Unix and Windows data-center market share remain neck-and-neck, according to most analysts, but many in IT perceive Unix and Linux innovation as slowing to a crawl. We interviewed representatives from Apple, Hewlett-Packard, IBM, Novell, Red Hat and Sun Microsystems who were eager to challenge that perception by highlighting areas in which their Unix OSs are breaking new ground.
In January of this year, allegations were levied against ReactOS that some code may well have been inappropriately taken from Windows NT and found its way into the open source clone. In response the ReactOS development team stopped development and downloads and began a detailed audit of their code base.
THE Unix operating system (OS) is among the "soft" components in the computer that has a colourful history journey. Although its story started as early as the 1960s, it was only in the 80s that it started to serve as the OS for the real digital world. At the early stages, AT&T developed the Unix System III as a commercial version and sold the product directly, with the first version being launched in 1982.
Another post about the Lone Gunmen. Watching carefully the computer screen depicted in the last episode, it seemed to be a bit more ellaborated than your average HollywoodOS (which usually has a green 1200/75 terminal that beeps at each received character along with a spinning wireframe 3D model and a progress bar). The Gunmen OS (which I suspect is in fact MacOS 9 with Kaleidoscope) is a bit different:
I'm sure we will see Windows running on a Mactel... someday. It may be when Vista finally shows up, since it should run with EFI, or perhaps when they get Virtual PC 8 out, but long, long before then, we'll be able to run Linux and Mac OS X on the same Mactel box.
Open-Xchange, Inc. today announced it has hired former IDC System Software Vice President Daniel M. Kusnetzky as executive vice president, Marketing Strategy, responsible for corporate and marketing strategy worldwide effective February 1.

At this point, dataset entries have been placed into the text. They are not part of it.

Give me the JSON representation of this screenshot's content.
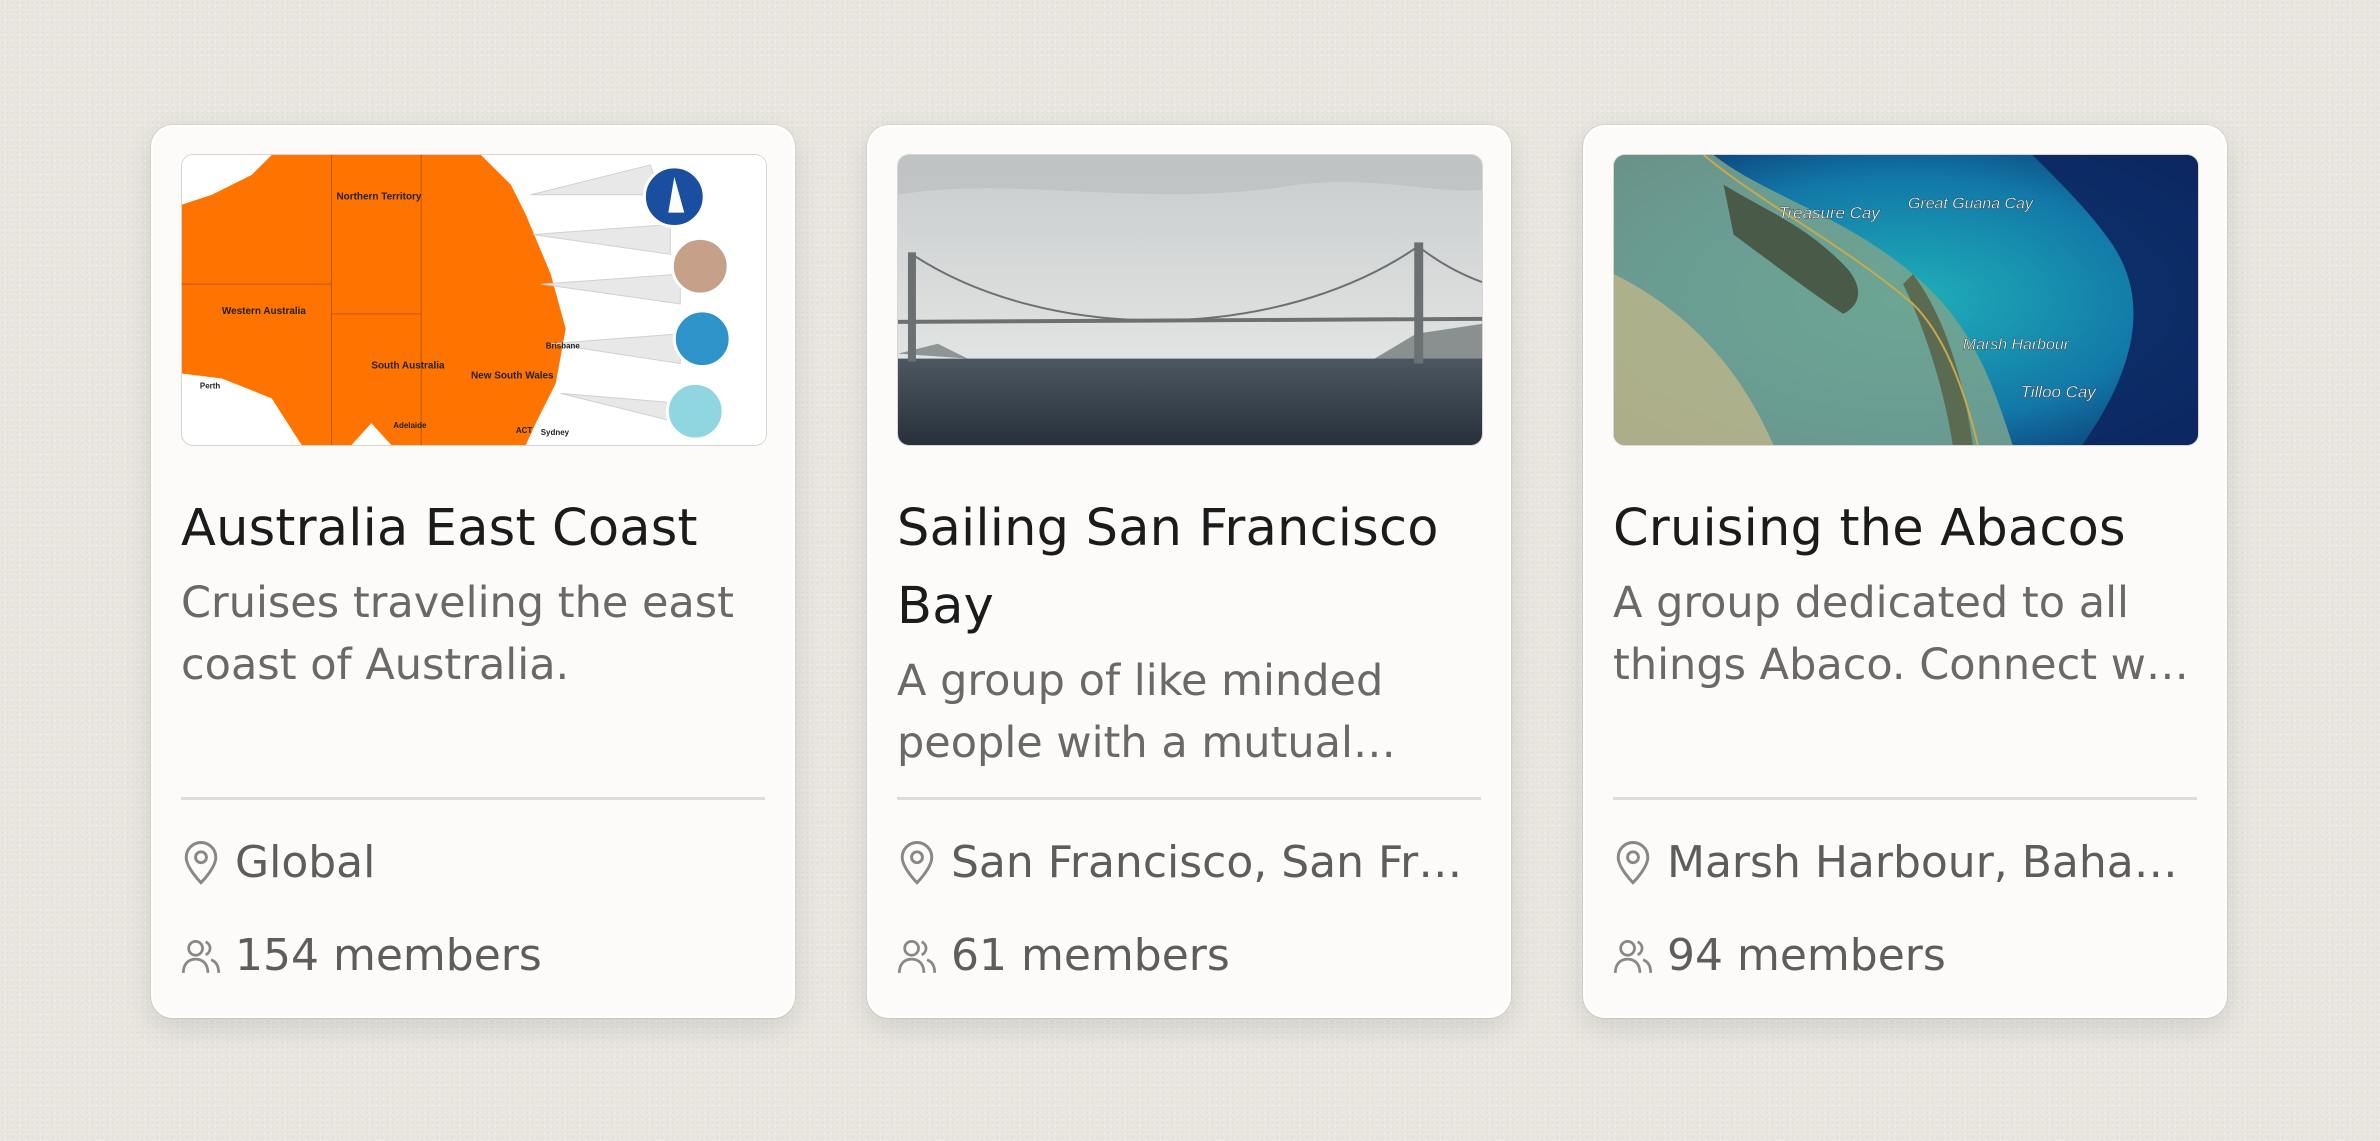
{
  "cards": [
    {
      "title": "Australia East Coast",
      "description": "Cruises traveling the east coast of Australia.",
      "location": "Global",
      "members": "154 members",
      "image_labels": [
        "Northern Territory",
        "Western Australia",
        "South Australia",
        "New South Wales",
        "Perth",
        "Adelaide",
        "Brisbane",
        "Sydney",
        "ACT"
      ]
    },
    {
      "title": "Sailing San Francisco Bay",
      "description": "A group of like minded people with a mutual des…",
      "location": "San Francisco, San Fr…",
      "members": "61 members"
    },
    {
      "title": "Cruising the Abacos",
      "description": "A group dedicated to all things Abaco. Connect w…",
      "location": "Marsh Harbour, Baha…",
      "members": "94 members",
      "image_labels": [
        "Treasure Cay",
        "Great Guana Cay",
        "Marsh Harbour",
        "Tilloo Cay"
      ]
    }
  ],
  "icons": {
    "location": "map-pin-icon",
    "members": "users-icon"
  },
  "colors": {
    "background": "#e9e6e0",
    "card": "#fcfbf9",
    "title": "#1b1b1b",
    "muted": "#6b6966",
    "map_orange": "#ff7300"
  }
}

Microsoft says Windows Vista, its new client operating system, will be out in time for the 2006 holiday season. Novell and Red Hat will continue to try to crack Microsoft's domination on the desktop and server with new releases.

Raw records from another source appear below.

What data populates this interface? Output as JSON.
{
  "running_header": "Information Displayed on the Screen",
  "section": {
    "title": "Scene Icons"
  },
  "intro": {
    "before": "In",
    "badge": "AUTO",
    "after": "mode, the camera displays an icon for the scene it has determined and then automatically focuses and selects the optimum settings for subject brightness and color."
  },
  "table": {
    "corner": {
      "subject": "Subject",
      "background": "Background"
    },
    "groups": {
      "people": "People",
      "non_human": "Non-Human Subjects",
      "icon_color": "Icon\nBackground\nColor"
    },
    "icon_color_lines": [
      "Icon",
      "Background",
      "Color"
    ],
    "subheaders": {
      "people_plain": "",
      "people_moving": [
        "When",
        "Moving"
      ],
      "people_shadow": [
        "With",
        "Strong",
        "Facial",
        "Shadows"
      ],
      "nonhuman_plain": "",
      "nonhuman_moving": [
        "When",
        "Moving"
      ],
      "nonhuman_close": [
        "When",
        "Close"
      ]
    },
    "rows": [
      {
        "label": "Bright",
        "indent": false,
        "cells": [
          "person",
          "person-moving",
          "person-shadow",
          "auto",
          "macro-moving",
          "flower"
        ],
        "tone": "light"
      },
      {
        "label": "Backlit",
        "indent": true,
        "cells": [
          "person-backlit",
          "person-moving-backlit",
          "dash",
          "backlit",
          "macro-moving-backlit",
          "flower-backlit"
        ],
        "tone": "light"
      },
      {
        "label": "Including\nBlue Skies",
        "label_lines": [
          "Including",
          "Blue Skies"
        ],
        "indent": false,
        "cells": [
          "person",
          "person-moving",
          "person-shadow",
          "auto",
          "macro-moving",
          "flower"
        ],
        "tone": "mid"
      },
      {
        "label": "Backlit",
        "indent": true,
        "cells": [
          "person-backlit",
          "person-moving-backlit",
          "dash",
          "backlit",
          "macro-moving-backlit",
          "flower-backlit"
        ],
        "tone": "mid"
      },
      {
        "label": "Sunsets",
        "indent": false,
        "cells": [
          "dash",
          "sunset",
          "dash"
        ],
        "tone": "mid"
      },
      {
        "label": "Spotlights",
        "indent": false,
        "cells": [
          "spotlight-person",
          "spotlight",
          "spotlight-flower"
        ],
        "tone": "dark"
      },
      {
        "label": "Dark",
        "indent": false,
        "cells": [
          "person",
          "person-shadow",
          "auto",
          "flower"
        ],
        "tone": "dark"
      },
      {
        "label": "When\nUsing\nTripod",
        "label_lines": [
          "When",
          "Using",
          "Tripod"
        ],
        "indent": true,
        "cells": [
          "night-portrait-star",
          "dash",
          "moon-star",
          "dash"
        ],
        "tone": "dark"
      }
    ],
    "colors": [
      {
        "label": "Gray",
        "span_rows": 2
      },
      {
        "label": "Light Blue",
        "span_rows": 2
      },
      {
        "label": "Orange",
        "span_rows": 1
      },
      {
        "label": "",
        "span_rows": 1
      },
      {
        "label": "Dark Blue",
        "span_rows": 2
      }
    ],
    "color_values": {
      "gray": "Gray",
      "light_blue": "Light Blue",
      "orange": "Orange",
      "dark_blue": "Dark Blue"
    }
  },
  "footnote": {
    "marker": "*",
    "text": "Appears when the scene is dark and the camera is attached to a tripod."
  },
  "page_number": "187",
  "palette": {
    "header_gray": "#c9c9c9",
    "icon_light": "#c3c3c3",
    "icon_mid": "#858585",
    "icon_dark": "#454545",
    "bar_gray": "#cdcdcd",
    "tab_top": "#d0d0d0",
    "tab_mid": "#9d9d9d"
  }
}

There was a season. The Linux, Mac and Windows operating systems of 2005 are characterized by diversity, openness and innovation.
IT organizations usually stay loyal to the OS choices they make, but every once in a while, vendors and projects yield a bumper crop of OSes so compelling that the strength of ties binding IT to their chosen operating systems are tested.

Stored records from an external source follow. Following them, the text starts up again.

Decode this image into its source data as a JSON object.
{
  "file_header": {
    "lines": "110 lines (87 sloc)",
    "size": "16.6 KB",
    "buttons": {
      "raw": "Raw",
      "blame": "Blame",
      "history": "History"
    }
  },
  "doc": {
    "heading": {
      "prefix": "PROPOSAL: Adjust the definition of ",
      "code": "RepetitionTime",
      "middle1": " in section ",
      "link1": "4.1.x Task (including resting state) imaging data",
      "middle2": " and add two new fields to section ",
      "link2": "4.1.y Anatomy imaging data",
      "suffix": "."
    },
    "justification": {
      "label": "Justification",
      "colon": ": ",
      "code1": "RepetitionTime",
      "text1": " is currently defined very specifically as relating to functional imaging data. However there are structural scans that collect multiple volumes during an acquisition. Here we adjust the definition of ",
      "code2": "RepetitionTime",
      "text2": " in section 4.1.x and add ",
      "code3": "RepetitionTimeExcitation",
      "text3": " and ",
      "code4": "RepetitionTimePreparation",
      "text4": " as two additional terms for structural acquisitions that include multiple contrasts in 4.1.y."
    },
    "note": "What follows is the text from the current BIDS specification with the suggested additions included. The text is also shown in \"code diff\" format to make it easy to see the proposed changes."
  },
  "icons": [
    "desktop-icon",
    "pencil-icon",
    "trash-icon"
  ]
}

Stuart C Wells joined Sun Microsystems in 1988 and has served in a number of key management positions. After 24 years in the industry, Wells holds five US patents in multimedia, video, 3D graphics and imaging, and has numerous international publications.
BeleniX is a *NIX distribution that is built using the OpenSolaris source base. It is currently a live CD but is intended to grow into a complete distribution that can be installed to hard disk. BeleniX is developed at the India Engineering Centre of Sun Microsystems in Bangalore, the silicon capital of India.
Yesterday saw IBM cease the sale of the OS/2 Operating system. Come the 31st of December, standard support for the OS will end also. However, a significant number of companies and people continue to use it, and they are finding ways for OS/2 to live on.
In a recent so-called Desktop Linux versus Windows XP shootout, writer George Ou declares that "Microsoft handily beat the open source platform." The basis for this judgment? "OS boot time and application load times" on two different PCs. Oh, dear. This isn't right at all.
For the first time non-English speaking Nepalis who were excluded can now use the computer not just for word processing but for database, spreadsheets, layout, inernet and email also. And they have two alternatives to choose from: Windows XP or Linux.
Unix isn't a flashy market. But what distinction there is has been going to Sun Microsystems lately, by making its Unix-based Solaris operating system available as open-source software. Last week, IBM moved to put its AIX Unix operating system back on everybody's radar by revealing plans to create a development center on its Austin, Texas, campus to speed up AIX development.
Shivani Shinde delves into the enterprise software market where 64-bit offerings from Microsoft, Red Hat and Novell are starting to take on commercial Unix.